The Drowning Prevention Summit 2019 was held with the water safety sector at a cross roads.
A step change in the focus and delivery of drowning prevention activities in New Zealand was required in order to address New Zealand’s drowning problem.
Water safety organisations from around the country gathered in Auckland on 31 October 2019 to address the need to innovate and adapt in a changing world.
The Drowning Prevention Summit 2019 was a time for water safety sector members, partners and stakeholders to get together to hear about the step change coming to the sector. The water safety sector needed to secure long term support to ensure sustainability, and to adapt and become smarter and more dynamic in order to bring down New Zealand's drowning toll. It was clear that business as usual was no longer good enough.
The Drowning Prevention Summit 2019 promoted a clear and compelling vision of a changed future and identified the challenges the sector must over come to meet its goals. The goal was to inspire those in attendance to become change-makers in their own organisations.
New Zealand’s drowning problem is a complex one, with a very diverse and growing population and very high participation rates across a wide range of different activities and aquatic environments. There was a widening gap between the water safety sector’s ability to meet growing expectation and demand. This is a sector which relies on volunteers and vulnerable funding streams and resources were stretched beyond their capability.
At the Drowning Prevention Summit 2019 Water Safety New Zealand promoted a clear and compelling vision of the desired future, identified the challenges the sector must overcome and inspired leaders and organisations to become change-makers.
Hosted by MC Stacey Morrison and following a video address from Hon Poto Williams, Minister of the Community and Voluntary Sector, Danny Tuato’o the independent chair of the board of Water Safety New Zealand delivered his keynote speech on 'Why the water safety sector needs to change' - "In an ever changing and evolving world if you are treading water you are going backwards. The challenges presented by climate change and rising sea levels are already being felt by surf clubs. The cost of relocation will be significant for some and raises questions about how organisations need to evolve, and whether efficiencies can be identified”.
The next speaker was Janine McLees from Fire and Emergency NZ who talked through the FENZ Integration programme and how they are managing change and implementation through a major organisational transformation.
After lunch futurist Melissa Clarke-Reynolds then spoke on 'Facing the Future with confidence'. This was followed by a 'Changemakers Panel' on 'How water safety sector people are responding to the change imperative'. On the panel were Adam Wooler from Surf Life Saving New Zealand who talked through evidence based delivery. Amiria Mita from Waka Ama NZ talked on Water Safety engagement through Waka Ama. Sheridan Bruce from WSNZ then discussed growing the Water Skills for Life education initiative for children in years 1 to 8. Clare Bradley the Chief Executive of Aspire2 talked on their water safety work with international students. This was followed by a lively and thought provoking open mic Q & A session .

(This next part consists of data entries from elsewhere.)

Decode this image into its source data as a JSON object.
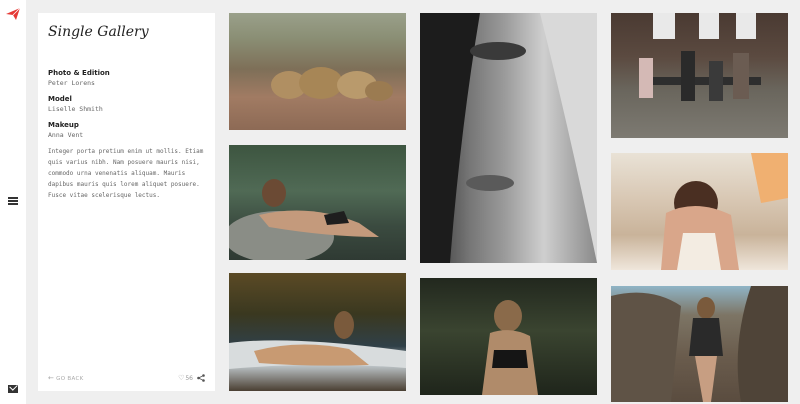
{
  "gallery": {
    "title": "Single Gallery",
    "credits": [
      {
        "label": "Photo & Edition",
        "value": "Peter Lorens"
      },
      {
        "label": "Model",
        "value": "Liselle Shmith"
      },
      {
        "label": "Makeup",
        "value": "Anna Vent"
      }
    ],
    "description": "Integer porta pretium enim ut mollis. Etiam quis varius nibh. Nam posuere mauris nisi, commodo urna venenatis aliquam. Mauris dapibus mauris quis lorem aliquet posuere. Fusce vitae scelerisque lectus.",
    "footer": {
      "back_label": "GO BACK",
      "likes": "56"
    }
  },
  "icons": {
    "logo": "paper-plane-logo-icon",
    "menu": "hamburger-menu-icon",
    "mail": "mail-icon",
    "back": "arrow-left-icon",
    "heart": "heart-icon",
    "share": "share-icon"
  },
  "colors": {
    "accent": "#e53935",
    "background": "#efefef",
    "card": "#ffffff"
  },
  "photos": [
    {
      "subject": "lions"
    },
    {
      "subject": "woman-lying-on-rock"
    },
    {
      "subject": "woman-on-beach"
    },
    {
      "subject": "close-up-face"
    },
    {
      "subject": "woman-in-forest"
    },
    {
      "subject": "group-on-bench"
    },
    {
      "subject": "woman-in-bathtub"
    },
    {
      "subject": "woman-among-rocks"
    }
  ]
}
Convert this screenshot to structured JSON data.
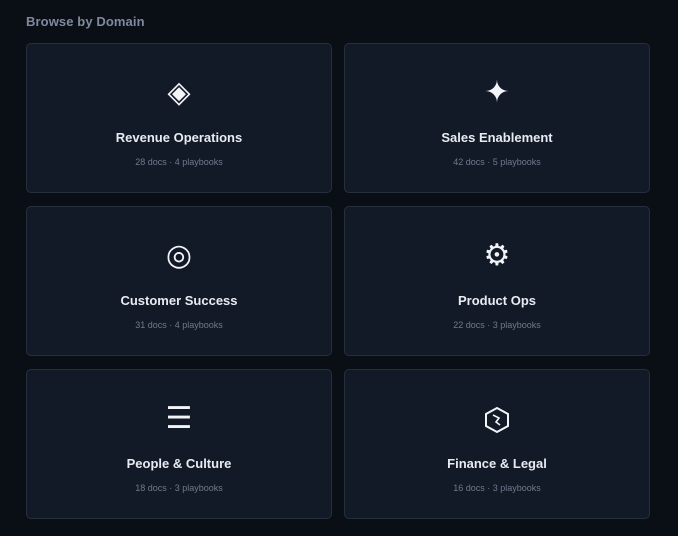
{
  "section": {
    "title": "Browse by Domain"
  },
  "domains": [
    {
      "icon": "diamond-icon",
      "glyph": "◈",
      "title": "Revenue Operations",
      "meta": "28 docs · 4 playbooks"
    },
    {
      "icon": "sparkle-icon",
      "glyph": "✦",
      "title": "Sales Enablement",
      "meta": "42 docs · 5 playbooks"
    },
    {
      "icon": "target-icon",
      "glyph": "◎",
      "title": "Customer Success",
      "meta": "31 docs · 4 playbooks"
    },
    {
      "icon": "gear-icon",
      "glyph": "⚙",
      "title": "Product Ops",
      "meta": "22 docs · 3 playbooks"
    },
    {
      "icon": "menu-lines-icon",
      "glyph": "☰",
      "title": "People & Culture",
      "meta": "18 docs · 3 playbooks"
    },
    {
      "icon": "hexagon-icon",
      "glyph": "",
      "title": "Finance & Legal",
      "meta": "16 docs · 3 playbooks"
    }
  ],
  "colors": {
    "background": "#0a0e15",
    "card": "#131a27",
    "card_border": "#262f3e",
    "title_text": "#e8ebf1",
    "meta_text": "#6f7a8d",
    "section_title": "#7f8aa0"
  }
}
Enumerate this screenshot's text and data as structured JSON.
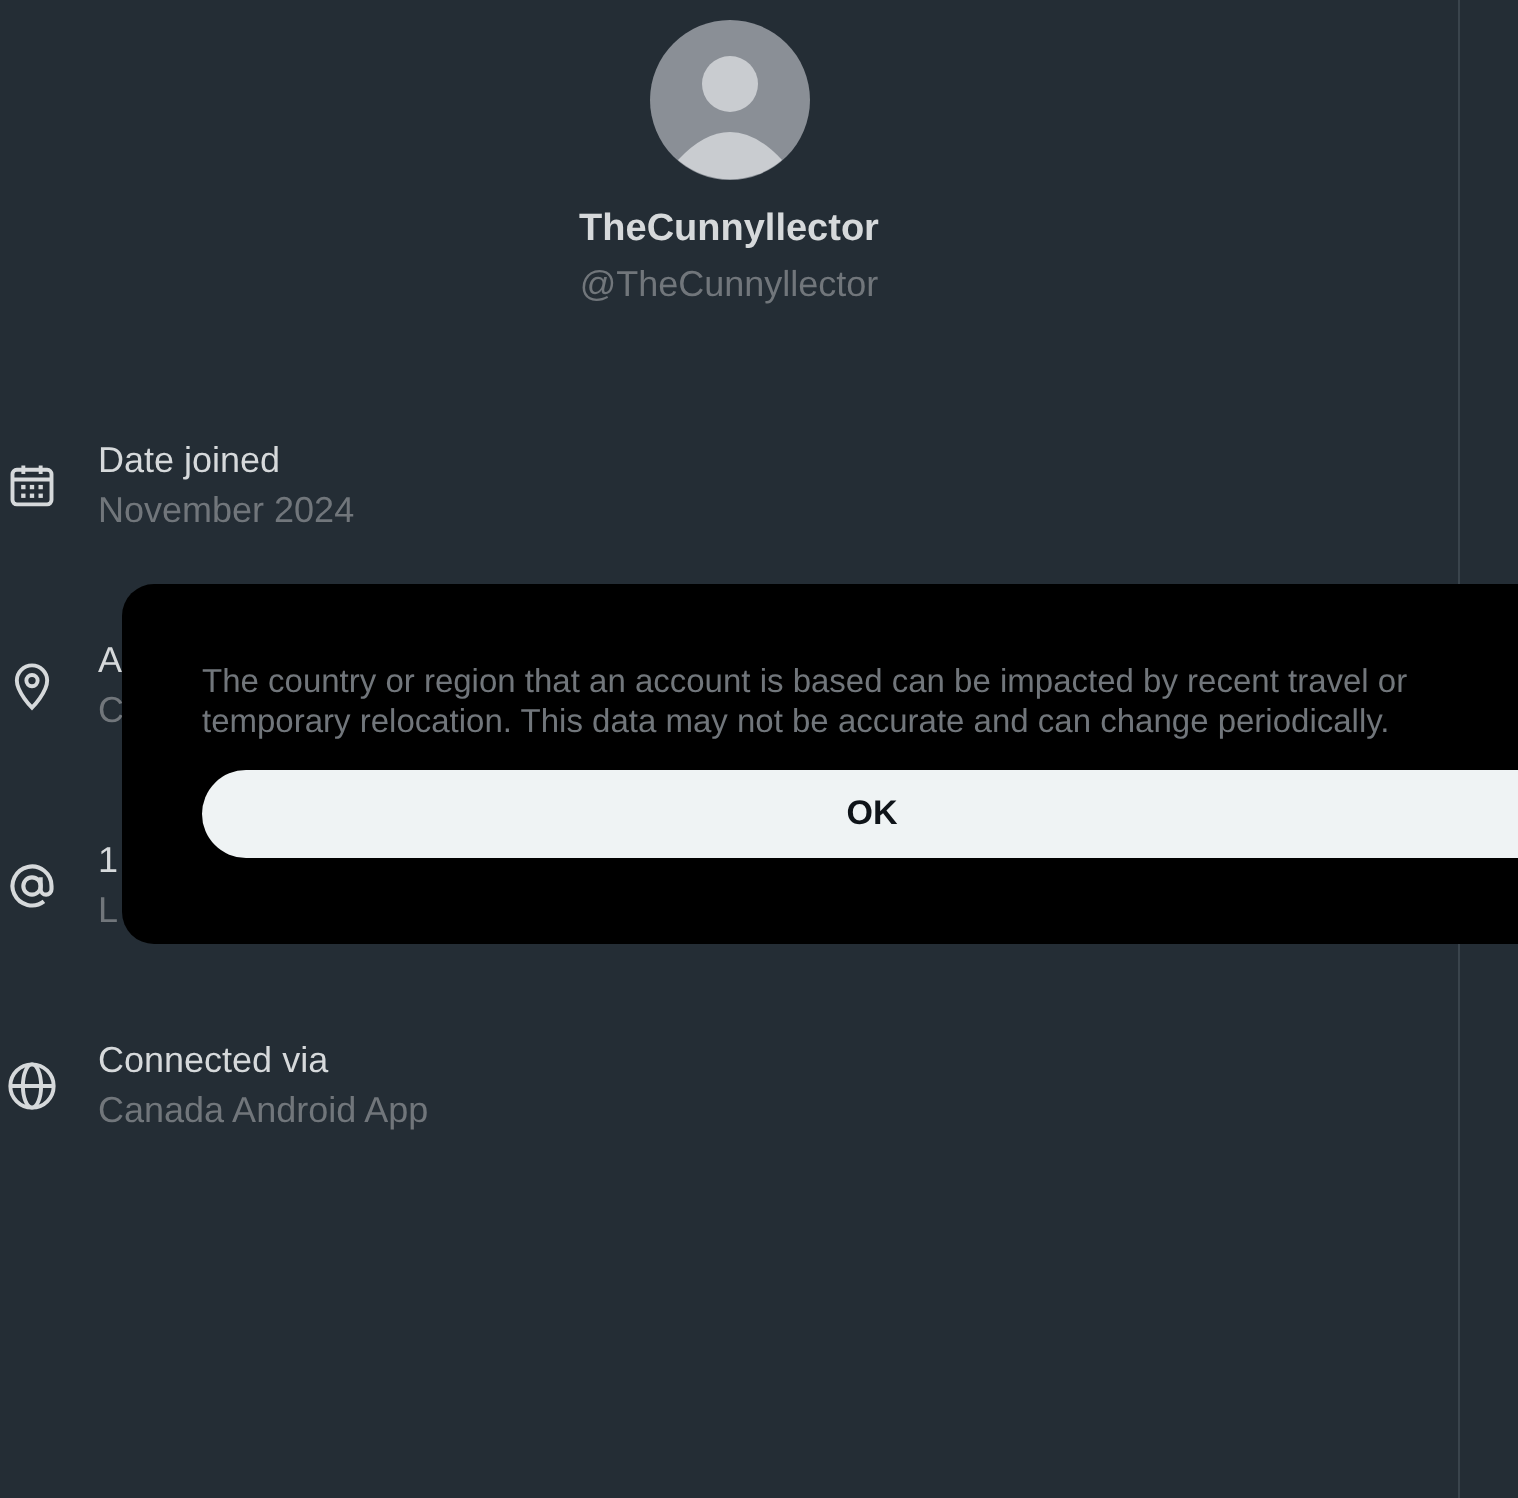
{
  "profile": {
    "display_name": "TheCunnyllector",
    "handle": "@TheCunnyllector"
  },
  "details": [
    {
      "kind": "calendar",
      "title": "Date joined",
      "value": "November 2024"
    },
    {
      "kind": "location",
      "title": "A",
      "value": "C"
    },
    {
      "kind": "at",
      "title": "1",
      "value": "L"
    },
    {
      "kind": "globe",
      "title": "Connected via",
      "value": "Canada Android App"
    }
  ],
  "dialog": {
    "message": "The country or region that an account is based can be impacted by recent travel or temporary relocation. This data may not be accurate and can change periodically.",
    "button": "OK"
  }
}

WSNZ CEO Jonty Mills then gave his keynote address 'Next steps – Beyond 2020 the Water Safety Sector Strategy'. He told the audience “A shift in the focus and delivery of drowning prevention activities in New Zealand is upon us. This summit is about beginning the conversation. Preparing ourselves for change and how we can be most effective at drowning prevention. The future starts today”. - Read the full address here.
Water Safety New Zealand CEO Jonty Mills makes his keynote address - read it here
Jonty Mills discussed the future shape of the sector which is part of the work of The Water Safety Sector Capability Plan - a set of actions to be undertaken in the short, medium and long term to help address the water safety sectors’ capability, capacity and effectiveness in drowning prevention.
The plan has been developed, driven and owned by the four core drowning prevention agencies – Water Safety New Zealand, Surf Life Saving New Zealand, Coastguard New Zealand and Swimming New Zealand, together with a number of sector partners and interested parties.
“This work will inform the future direction of the water safety sector and help us to become world leading and I hope a country where we work towards a zero preventable drowning toll”.
Water safety organisations from around the country gathered in Auckland last week to address the need to innovate and adapt in a changing world in order to address New Zealand’s drowning problem. Keep Reading